THUNDER only happens when it’s raining – and apparently in the middle of our great Aussie summer.

A wild 44.8 millimetres of rain fell on the Latrobe Valley from Monday to Tuesday last week.

The Tanjil River, Latrobe River through Yallourn to Traralgon Creek all experienced riverine floods. A number of low-lying areas, paddocks and roads in the region were affected by the heavy rainfall, resulting in many road closures.

Lake: Tanjil East Rd and Old Brown Coalmine Rd was almost uncrossable due to flooding. Photograph supplied

The Yallourn North Urban Fire Brigade’s tanker sat at the intersection of Brown Coal Mine Road and Tanjil East Road on Monday, January 8, diverting traffic away from the area.

There was a large amount of water over the road, causing dangerous driving conditions. Emergency service crews urged the public that flood waters are dangerous and must not be driven through.

Damage: Farmland in close quarters with the Latrobe River Bridge was also flooded due to moderate rain. Photograph supplied

The most recent thunderstorm comes after the region was battered by wild weather across the holidays.

After the wettest start to summer, many would be left wondering why we aren’t seeing drier conditions since the Bureau of Meteorology (BOM) declared an El Niño event in September.

In each issue of the Latrobe Valley Express, we have published articles warning of the bushfire threat while simultaneously reporting on flooding events across the region – so why the two extremes?

Despite all the rain, University of Melbourne researchers Dr Andrew King and Professor Andrew Dowdy say the summer is much more likely than normal to be a hot one.

“Much of eastern Australia has seen wetter than normal conditions over November. Vigorous low-pressure systems and thunderstorms brought record rain totals and flooding to parts of Victoria,” they said.

“Overall, this meant November was wetter than average across the continent. But as we had a record dry September and a dry October (apart from in eastern Victoria), spring was actually drier than average for Australia as a whole.”

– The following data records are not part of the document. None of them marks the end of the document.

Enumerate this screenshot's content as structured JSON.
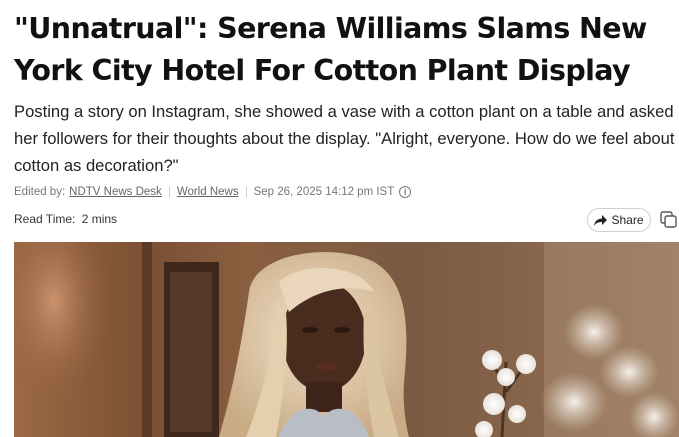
{
  "article": {
    "headline": "\"Unnatrual\": Serena Williams Slams New York City Hotel For Cotton Plant Display",
    "summary": "Posting a story on Instagram, she showed a vase with a cotton plant on a table and asked her followers for their thoughts about the display. \"Alright, everyone. How do we feel about cotton as decoration?\""
  },
  "meta": {
    "edited_by_label": "Edited by:",
    "author": "NDTV News Desk",
    "category": "World News",
    "date": "Sep 26, 2025 14:12 pm IST",
    "info_icon": "info-icon"
  },
  "read_time": {
    "label": "Read Time:",
    "value": "2 mins"
  },
  "actions": {
    "share_label": "Share",
    "share_icon": "share-arrow-icon",
    "copy_icon": "copy-icon"
  },
  "colors": {
    "text": "#111111",
    "meta_text": "#777777",
    "border": "#cfcfcf"
  }
}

Danger: Thunderstorms and wild weather caused havoc on Walhalla road as a tree fell. Photograph: Walhalla/Facebook

When we think of El Niño we usually think of the scorching summer sun, but scientists say it is not always the case.

“It’s not as simple as El Niño hot and dry, La Niña cool and rainy. The influence of this phenomenon is complex and non-linear,” the Melbourne University experts say.

The exceptionally high sea surface temperatures in Australia’s south-east contribute to the rain since they can potentially increase air moisture content and precipitation in the area.

Even if droughts are more common on average, we should still be ready for floods during El Niño episodes, the scientists maintain.

“You would expect that with an event like La Niña, we would experience more thunderstorms. However, there is no significant correlation between thunderstorms and any of these climatic cycles. This is significant since many of the large rain events that occur in Australia during the spring are often caused by thunderstorms,” they say.

Though you can’t predict the weather, the BOM is forecasting above average rainfalls in the next couple of months across the south-east accompanied by warmer conditions especially at night.

On Wednesday, January 10, days after repeated rainfall, the Latrobe River rose higher than expected, flooding the newly-opened Latrobe River Bridge.

Disaster: Tyers Road was closed for almost 22 hours last Wednesday after water flooded the road near the new bridge. Photograph supplied

The river burst its banks after steady rain, spilling over the road to the south, flooding neighbouring farmland.

The Nationals Member for Morwell, Martin Cameron, said the state government was told the causeway needed to be raised during the bridge build to prevent situations like this.

“It’s also clear that even with moderate rainfall, the Tyers Road causeway will continue to flood, blocking access to the bridge,” Mr Cameron said.

“The owner of the farmland next to the bridge told me the paddock he’d shifted his cattle into hadn’t flooded in 30 years – until today.”

Damage: Farmland in close quarters with the Latrobe River Bridge was also flooded due to moderate rain. Photograph supplied

Bus lines to and from Tyers was suspended, and the road was closed, leaving residents in the dark about when it would reopen.

However, Tyers Road was reopened just under 24 hours later, but restricted to one lane, and it still remains susceptible to flooding in the future.